More than ninety percent of travel consumers research travel online. As the face of your business on the internet, your website is arguably the core of your marketing efforts. As such, a lot of thought, time, and money goes into development and maintenance, so it’s important to measure return on investment by weighing costs against results.
Website success is measured by tracking key performance metrics. These statistics identify what works and what doesn’t and provide valuable customer insights, such as where visitors come from and what content resonates with them. Engagement is important as well as conversions.
Google Analytics is one of the most popular tools for tracking website stats. It’s free and comprehensive—in fact, the amount of data can be overwhelming. You have to pinpoint the numbers that matter. Here’s our list of the six most important metrics to track.
Total traffic figures show whether your website attracts a growing, stable, or declining audience. If your audience is steadily declining, changes should be made—fast. You may even consider a complete redesign.

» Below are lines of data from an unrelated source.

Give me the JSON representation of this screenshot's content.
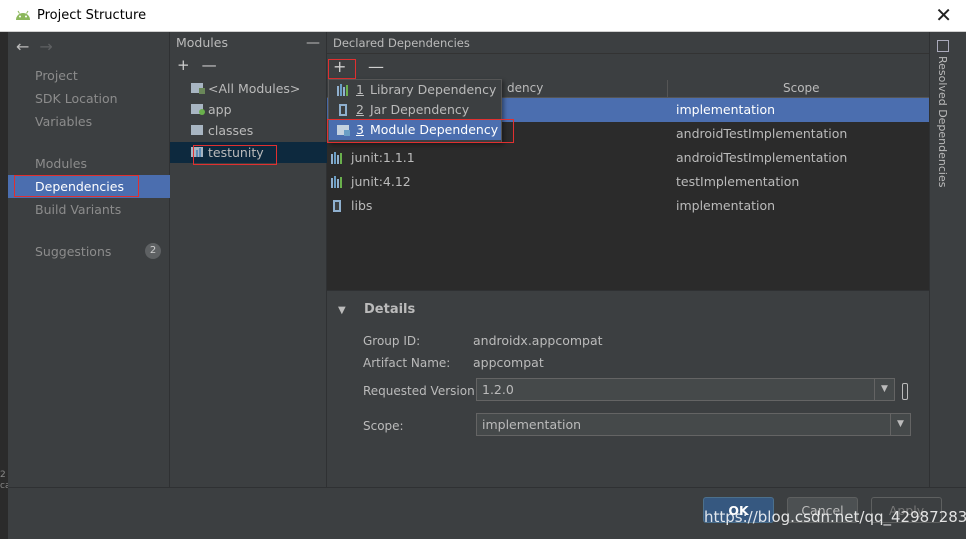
{
  "window": {
    "title": "Project Structure",
    "close_glyph": "✕"
  },
  "left_sliver": {
    "text": "2\nca"
  },
  "sidebar": {
    "back_glyph": "←",
    "forward_glyph": "→",
    "items": [
      {
        "label": "Project"
      },
      {
        "label": "SDK Location"
      },
      {
        "label": "Variables"
      },
      {
        "label": "Modules"
      },
      {
        "label": "Dependencies"
      },
      {
        "label": "Build Variants"
      },
      {
        "label": "Suggestions"
      }
    ],
    "suggestions_count": "2"
  },
  "modules": {
    "header": "Modules",
    "collapse_glyph": "—",
    "add_glyph": "+",
    "remove_glyph": "—",
    "items": [
      {
        "label": "<All Modules>"
      },
      {
        "label": "app"
      },
      {
        "label": "classes"
      },
      {
        "label": "testunity"
      }
    ]
  },
  "declared": {
    "header": "Declared Dependencies",
    "add_glyph": "+",
    "remove_glyph": "—",
    "columns": {
      "dependency": "Dependency",
      "dependency_visible": "dency",
      "scope": "Scope"
    },
    "rows": [
      {
        "name": "",
        "scope": "implementation"
      },
      {
        "name": "",
        "scope": "androidTestImplementation"
      },
      {
        "name": "junit:1.1.1",
        "scope": "androidTestImplementation"
      },
      {
        "name": "junit:4.12",
        "scope": "testImplementation"
      },
      {
        "name": "libs",
        "scope": "implementation"
      }
    ]
  },
  "add_menu": {
    "items": [
      {
        "num": "1",
        "label": "Library Dependency"
      },
      {
        "num": "2",
        "label": "Jar Dependency"
      },
      {
        "num": "3",
        "label": "Module Dependency"
      }
    ]
  },
  "details": {
    "title": "Details",
    "group_label": "Group ID:",
    "group_value": "androidx.appcompat",
    "artifact_label": "Artifact Name:",
    "artifact_value": "appcompat",
    "version_label": "Requested Version:",
    "version_value": "1.2.0",
    "scope_label": "Scope:",
    "scope_value": "implementation"
  },
  "resolved_tab": {
    "label": "Resolved Dependencies"
  },
  "footer": {
    "ok": "OK",
    "cancel": "Cancel",
    "apply": "Apply"
  },
  "watermark": "https://blog.csdn.net/qq_42987283",
  "colors": {
    "selection": "#4b6eaf",
    "highlight_outline": "#e03030",
    "background": "#3c3f41"
  }
}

The traffic count can help determine the success of special promotions too. For example, when you email an offer to your subscribers, you expect a corresponding spike in website traffic.
You should break down your traffic into unique visitors versus repeat visitors. More unique visitors reflect an increase in brand reach and can signal that your SEO (search engine optimization) strategy is hitting the mark. A high number of repeat visitors indicates your website content engages; customers find what they’re looking for and come back for more.
Tracking where visitors come from gauges how well your promotional efforts are doing.
- Organic search traffic (from search engines): This indicates how well your SEO strategies work.
- Paid search traffic: These are visitors you pay for, i.e., those who click your online ads. Keep an eye on how much of this traffic actually converts.
- Referral traffic (visitors that click through to your website from another website): Tracking which sites generate the most traffic to your own website helps measure the success of promotional efforts and relationships with other sites. As well, taking note of the pages from your site that others share and link to determines the content that creates engagement.
- Direct traffic (visitors that typed your URL into the browser or used a bookmark): This is a sign that your marketing emails, newsletters, and offline efforts are effective.
- Social traffic (click-throughs from social media): This lets you know if your social media content is attracting potential customers.
It’s worthwhile to check what devices people use to access your website (desktop versus mobile). Almost 60% of online traffic comes from mobile devices now, so your site should be mobile-friendly. The devices your customers use also show you their goals online. Those on mobile devices tend to be more task oriented (they just want to make the booking already) while those on computers would rather explore.
Bounce rate shows the percentage of visitors that leave your website immediately after arriving, without viewing other pages—imagine a customer walking into your lobby, taking a quick glance, then promptly walking back out the door. A high bounce rate can indicate major problems such as slow page load times, unappealing design, or irrelevant content. If your bounce rate is high, figure out the cause and fix it.
Start by checking those load times. The average website load time is 2.5 seconds on a desktop, and yours shouldn’t take longer than that. Not only will longer load times increase your bounce rate, they will also torpedo your SEO. You can reduce your load time by compressing images and video, but you may also need to take a peek at how your site is coded.
Track top performing pages to learn what content visitors find most important. Google Analytics monitors page performance in terms of traffic, recording the number of pageviews. For a hotel website, top pages are likely to remain consistent, but it’s still good to watch this metric. It’s especially important when you make changes to your website because knowing which pages users view often helps guide future content and site updates. (When making changes, be careful of deleting pages with backlinks to them. If you absolutely have to remove a page that is linked to from somewhere else, redirect visitors to another relevant page.)
Exit pages can be tracked to identify where visitors leave your website. Obviously, some pages will naturally have a high exit rate, like booking confirmation pages or contact form submissions. However, if visitors consistently exit from pages you wouldn’t expect, this could show a problem. Take a close look from a visitor’s perspective to determine why they’re leaving. Make sure content is relevant and up to date, all elements (videos, images, widgets, etc.) display correctly, and navigation is user friendly—on mobile devices too!
The most important metric of all, the conversion rate shows the percentage of unique visitors that perform a desired action—whether that be a booking, newsletter subscription, or contact form submission. If your conversion rate is strong, your website is working!
On the other hand, a low conversion rate indicates an unproductive site, perhaps due to weak content, attracting the wrong audience, or a complicated/unreliable booking process.
You need to monitor and optimize your website for conversions because it drives profitability. Conversion rates can also be tracked for each traffic source (organic, referral, etc.), which can help guide marketing strategy.
Rather than cross your fingers and hope for the best, measure your website’s performance using real metrics so that improvements can be implemented where needed. Knowing your numbers keeps you ahead of the competition!
Editor’s note: This post was originally published June 2016 and updated October 2022.